* [To do]:
Below are the records; copy each line in which "encore" occurs.

*** Supplied data ***

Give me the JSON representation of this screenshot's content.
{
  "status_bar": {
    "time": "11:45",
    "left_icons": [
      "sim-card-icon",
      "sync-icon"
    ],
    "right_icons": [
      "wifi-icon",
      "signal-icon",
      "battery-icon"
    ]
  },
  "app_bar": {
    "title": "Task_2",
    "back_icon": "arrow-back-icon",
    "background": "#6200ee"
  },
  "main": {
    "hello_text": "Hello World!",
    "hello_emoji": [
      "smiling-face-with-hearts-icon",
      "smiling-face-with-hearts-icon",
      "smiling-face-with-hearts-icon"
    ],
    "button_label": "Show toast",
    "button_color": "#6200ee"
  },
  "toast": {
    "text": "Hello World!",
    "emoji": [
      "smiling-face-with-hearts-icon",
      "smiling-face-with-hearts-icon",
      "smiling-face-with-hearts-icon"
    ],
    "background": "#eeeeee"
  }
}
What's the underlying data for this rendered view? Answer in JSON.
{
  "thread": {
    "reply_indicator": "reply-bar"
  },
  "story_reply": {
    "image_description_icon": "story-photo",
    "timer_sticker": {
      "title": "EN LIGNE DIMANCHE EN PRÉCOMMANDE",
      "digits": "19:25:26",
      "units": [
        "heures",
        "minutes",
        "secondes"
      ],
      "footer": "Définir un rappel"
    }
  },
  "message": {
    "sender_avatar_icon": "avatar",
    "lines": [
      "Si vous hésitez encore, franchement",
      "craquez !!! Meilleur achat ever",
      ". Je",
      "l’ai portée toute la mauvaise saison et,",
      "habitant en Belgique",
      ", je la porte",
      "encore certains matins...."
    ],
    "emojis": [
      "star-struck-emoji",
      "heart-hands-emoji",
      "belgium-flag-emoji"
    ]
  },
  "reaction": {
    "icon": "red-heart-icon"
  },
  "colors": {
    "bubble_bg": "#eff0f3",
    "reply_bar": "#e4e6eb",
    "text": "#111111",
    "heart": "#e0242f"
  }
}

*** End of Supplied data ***

* [Response box]:
      "Si vous hésitez encore, franchement",
      "encore certains matins...."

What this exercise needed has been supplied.